During the soft launch stage of the game life cycle, user acquisition managers focus on testing. That could include launching campaigns in 2-3 countries, testing major channels, setting up multiple creative tests (depending on the channel), testing audience targeting, and setting up ongoing app store optimization (ASO) tests (including keyword optimization). By the end of the soft launch phase, your game should have: major UA channels, top performing creatives, a seed audience and top performing targeting options, and game metrics above KPIs. However, if a game doesn’t meet the KPIs, it can be updated multiple times to improve the performance; if not, the project can be killed anytime during this stage if you determine it’s not worth further investment of resources.
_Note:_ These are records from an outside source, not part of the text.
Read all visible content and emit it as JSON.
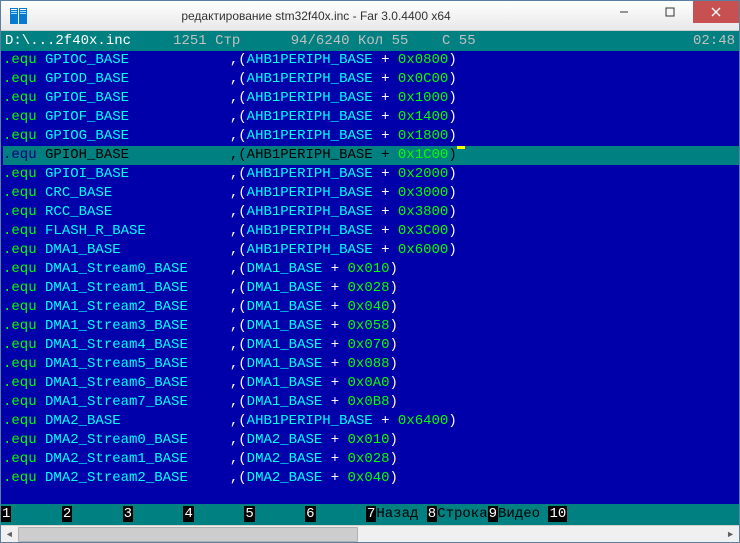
{
  "window": {
    "title": "редактирование stm32f40x.inc - Far 3.0.4400 x64"
  },
  "status": {
    "path": "D:\\...2f40x.inc",
    "codepage": "1251",
    "str_label": "Стр",
    "line_cur": "94",
    "line_total": "6240",
    "col_label": "Кол",
    "col": "55",
    "c_label": "С",
    "c_val": "55",
    "clock": "02:48"
  },
  "code": [
    {
      "h": false,
      "d": ".equ",
      "n": "GPIOC_BASE",
      "b": "AHB1PERIPH_BASE",
      "o": "0x0800",
      "c": false
    },
    {
      "h": false,
      "d": ".equ",
      "n": "GPIOD_BASE",
      "b": "AHB1PERIPH_BASE",
      "o": "0x0C00",
      "c": false
    },
    {
      "h": false,
      "d": ".equ",
      "n": "GPIOE_BASE",
      "b": "AHB1PERIPH_BASE",
      "o": "0x1000",
      "c": false
    },
    {
      "h": false,
      "d": ".equ",
      "n": "GPIOF_BASE",
      "b": "AHB1PERIPH_BASE",
      "o": "0x1400",
      "c": false
    },
    {
      "h": false,
      "d": ".equ",
      "n": "GPIOG_BASE",
      "b": "AHB1PERIPH_BASE",
      "o": "0x1800",
      "c": false
    },
    {
      "h": true,
      "d": ".equ",
      "n": "GPIOH_BASE",
      "b": "AHB1PERIPH_BASE",
      "o": "0x1C00",
      "c": true
    },
    {
      "h": false,
      "d": ".equ",
      "n": "GPIOI_BASE",
      "b": "AHB1PERIPH_BASE",
      "o": "0x2000",
      "c": false
    },
    {
      "h": false,
      "d": ".equ",
      "n": "CRC_BASE",
      "b": "AHB1PERIPH_BASE",
      "o": "0x3000",
      "c": false
    },
    {
      "h": false,
      "d": ".equ",
      "n": "RCC_BASE",
      "b": "AHB1PERIPH_BASE",
      "o": "0x3800",
      "c": false
    },
    {
      "h": false,
      "d": ".equ",
      "n": "FLASH_R_BASE",
      "b": "AHB1PERIPH_BASE",
      "o": "0x3C00",
      "c": false
    },
    {
      "h": false,
      "d": ".equ",
      "n": "DMA1_BASE",
      "b": "AHB1PERIPH_BASE",
      "o": "0x6000",
      "c": false
    },
    {
      "h": false,
      "d": ".equ",
      "n": "DMA1_Stream0_BASE",
      "b": "DMA1_BASE",
      "o": "0x010",
      "c": false
    },
    {
      "h": false,
      "d": ".equ",
      "n": "DMA1_Stream1_BASE",
      "b": "DMA1_BASE",
      "o": "0x028",
      "c": false
    },
    {
      "h": false,
      "d": ".equ",
      "n": "DMA1_Stream2_BASE",
      "b": "DMA1_BASE",
      "o": "0x040",
      "c": false
    },
    {
      "h": false,
      "d": ".equ",
      "n": "DMA1_Stream3_BASE",
      "b": "DMA1_BASE",
      "o": "0x058",
      "c": false
    },
    {
      "h": false,
      "d": ".equ",
      "n": "DMA1_Stream4_BASE",
      "b": "DMA1_BASE",
      "o": "0x070",
      "c": false
    },
    {
      "h": false,
      "d": ".equ",
      "n": "DMA1_Stream5_BASE",
      "b": "DMA1_BASE",
      "o": "0x088",
      "c": false
    },
    {
      "h": false,
      "d": ".equ",
      "n": "DMA1_Stream6_BASE",
      "b": "DMA1_BASE",
      "o": "0x0A0",
      "c": false
    },
    {
      "h": false,
      "d": ".equ",
      "n": "DMA1_Stream7_BASE",
      "b": "DMA1_BASE",
      "o": "0x0B8",
      "c": false
    },
    {
      "h": false,
      "d": ".equ",
      "n": "DMA2_BASE",
      "b": "AHB1PERIPH_BASE",
      "o": "0x6400",
      "c": false
    },
    {
      "h": false,
      "d": ".equ",
      "n": "DMA2_Stream0_BASE",
      "b": "DMA2_BASE",
      "o": "0x010",
      "c": false
    },
    {
      "h": false,
      "d": ".equ",
      "n": "DMA2_Stream1_BASE",
      "b": "DMA2_BASE",
      "o": "0x028",
      "c": false
    },
    {
      "h": false,
      "d": ".equ",
      "n": "DMA2_Stream2_BASE",
      "b": "DMA2_BASE",
      "o": "0x040",
      "c": false
    }
  ],
  "name_col_width": 22,
  "keybar": [
    {
      "n": "1",
      "l": "      "
    },
    {
      "n": "2",
      "l": "      "
    },
    {
      "n": "3",
      "l": "      "
    },
    {
      "n": "4",
      "l": "      "
    },
    {
      "n": "5",
      "l": "      "
    },
    {
      "n": "6",
      "l": "      "
    },
    {
      "n": "7",
      "l": "Назад "
    },
    {
      "n": "8",
      "l": "Строка"
    },
    {
      "n": "9",
      "l": "Видео "
    },
    {
      "n": "10",
      "l": "      "
    }
  ]
}
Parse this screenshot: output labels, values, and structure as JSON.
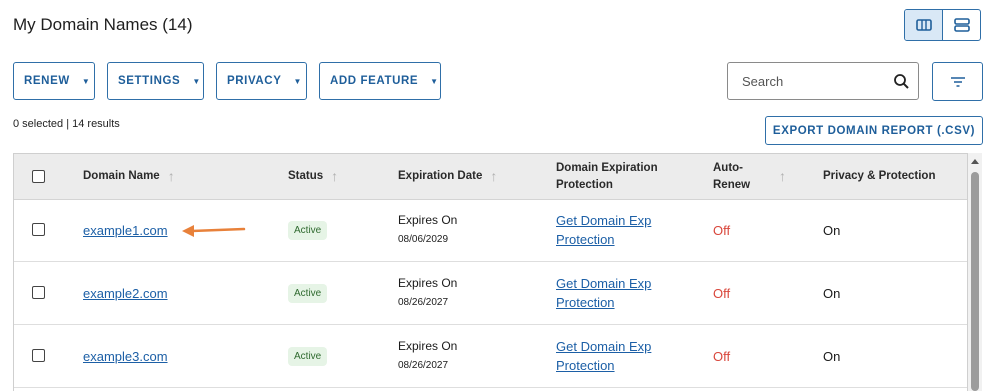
{
  "header": {
    "title": "My Domain Names (14)"
  },
  "toolbar": {
    "renew_label": "RENEW",
    "settings_label": "SETTINGS",
    "privacy_label": "PRIVACY",
    "add_feature_label": "ADD FEATURE",
    "search_placeholder": "Search",
    "selection_summary": "0 selected | 14 results",
    "export_label": "EXPORT DOMAIN REPORT (.CSV)"
  },
  "table": {
    "columns": {
      "domain": "Domain Name",
      "status": "Status",
      "expiration": "Expiration Date",
      "protection_line1": "Domain Expiration",
      "protection_line2": "Protection",
      "autorenew_line1": "Auto-",
      "autorenew_line2": "Renew",
      "privacy": "Privacy & Protection"
    },
    "rows": [
      {
        "domain": "example1.com",
        "status": "Active",
        "expires_label": "Expires On",
        "expires_date": "08/06/2029",
        "protection_line1": "Get Domain Exp",
        "protection_line2": "Protection",
        "auto_renew": "Off",
        "privacy": "On"
      },
      {
        "domain": "example2.com",
        "status": "Active",
        "expires_label": "Expires On",
        "expires_date": "08/26/2027",
        "protection_line1": "Get Domain Exp",
        "protection_line2": "Protection",
        "auto_renew": "Off",
        "privacy": "On"
      },
      {
        "domain": "example3.com",
        "status": "Active",
        "expires_label": "Expires On",
        "expires_date": "08/26/2027",
        "protection_line1": "Get Domain Exp",
        "protection_line2": "Protection",
        "auto_renew": "Off",
        "privacy": "On"
      }
    ]
  },
  "colors": {
    "accent": "#2f6fa8",
    "link": "#1c5fa6",
    "off": "#d9463b",
    "annotation_arrow": "#e8813a"
  }
}
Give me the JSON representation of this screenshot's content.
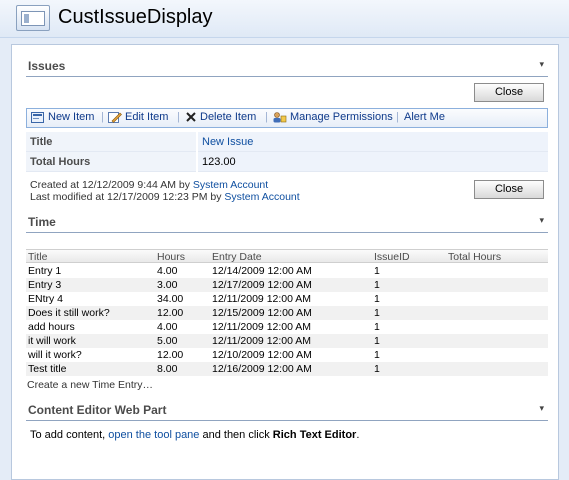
{
  "page": {
    "title": "CustIssueDisplay"
  },
  "issues": {
    "title": "Issues",
    "menu_glyph": "▾",
    "close_label": "Close",
    "toolbar": [
      {
        "label": "New Item",
        "icon": "new-item-icon"
      },
      {
        "label": "Edit Item",
        "icon": "edit-item-icon"
      },
      {
        "label": "Delete Item",
        "icon": "delete-item-icon"
      },
      {
        "label": "Manage Permissions",
        "icon": "manage-permissions-icon"
      },
      {
        "label": "Alert Me",
        "icon": ""
      }
    ],
    "fields": [
      {
        "label": "Title",
        "value": "New Issue"
      },
      {
        "label": "Total Hours",
        "value": "123.00"
      }
    ],
    "created_prefix": "Created at 12/12/2009 9:44 AM  by",
    "created_by": "System Account",
    "modified_prefix": "Last modified at 12/17/2009 12:23 PM  by",
    "modified_by": "System Account"
  },
  "time": {
    "title": "Time",
    "menu_glyph": "▾",
    "columns": [
      "Title",
      "Hours",
      "Entry Date",
      "IssueID",
      "Total Hours"
    ],
    "rows": [
      [
        "Entry 1",
        "4.00",
        "12/14/2009 12:00 AM",
        "1",
        ""
      ],
      [
        "Entry 3",
        "3.00",
        "12/17/2009 12:00 AM",
        "1",
        ""
      ],
      [
        "ENtry 4",
        "34.00",
        "12/11/2009 12:00 AM",
        "1",
        ""
      ],
      [
        "Does it still work?",
        "12.00",
        "12/15/2009 12:00 AM",
        "1",
        ""
      ],
      [
        "add hours",
        "4.00",
        "12/11/2009 12:00 AM",
        "1",
        ""
      ],
      [
        "it will work",
        "5.00",
        "12/11/2009 12:00 AM",
        "1",
        ""
      ],
      [
        "will it work?",
        "12.00",
        "12/10/2009 12:00 AM",
        "1",
        ""
      ],
      [
        "Test title",
        "8.00",
        "12/16/2009 12:00 AM",
        "1",
        ""
      ]
    ],
    "create_link": "Create a new Time Entry…"
  },
  "content_editor": {
    "title": "Content Editor Web Part",
    "menu_glyph": "▾",
    "text_before": "To add content, ",
    "link": "open the tool pane",
    "text_middle": " and then click ",
    "bold": "Rich Text Editor",
    "text_after": "."
  }
}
During the global launch phase, user acquisition managers focus on scaling campaigns and optimization, which may include launching campaigns in core markets and the rest of the world, expanding UA channels, campaign optimization and iteration, and frequent creative updates (such as a weekly creative refresh). By the end of the global launch phase, your game should have: a geographically diverse user base and visibility in the market, audience segmentations, multiple campaigns with KPIs met, and a clear idea of user lifetime value (LTV) and the breakeven point.
In the final phase of the game life cycle, sustainment, user acquisition managers focus on monetization maximization and user retention. The goals of this phase include re-engagement, re-targeting, and promotional seasonal campaigns. The objective here is to prevent user churn and re-engage lapsed players, as well as to convert non-paying players to paying users. One way to help remind your players of your game is to launch brand campaigns, which can also extend reach to the audience that you wouldn't normally be able to via performance marketing. Once you’ve achieved this final stage of sustainment, your game should have: stable daily active users (DAU), its highest average revenue per daily active user (ARPDAU), and user lifetime value (LTV), seasonal events and promotions in your campaign cycle, and room to look into new business models, such as in-app advertising (IAA).
Mobile marketers looking to sharpen their user acquisition skills can continue to build their expertise by putting these insights into practice. First, make sure you’re up to speed on user acquisition 101. From there, use this guide as a reference to better understand the stages of the game lifecycle and the key conversion metrics that matter most at each stage. Still have questions about the programmatic landscape, how to evaluate partners, and practical tips on activating and optimizing campaigns? Be sure to check out insights from MoPub’s Programmatic Academy series for mobile marketers, or get in touch with us today to learn how our Marketer Program can help maximize your programmatic investment.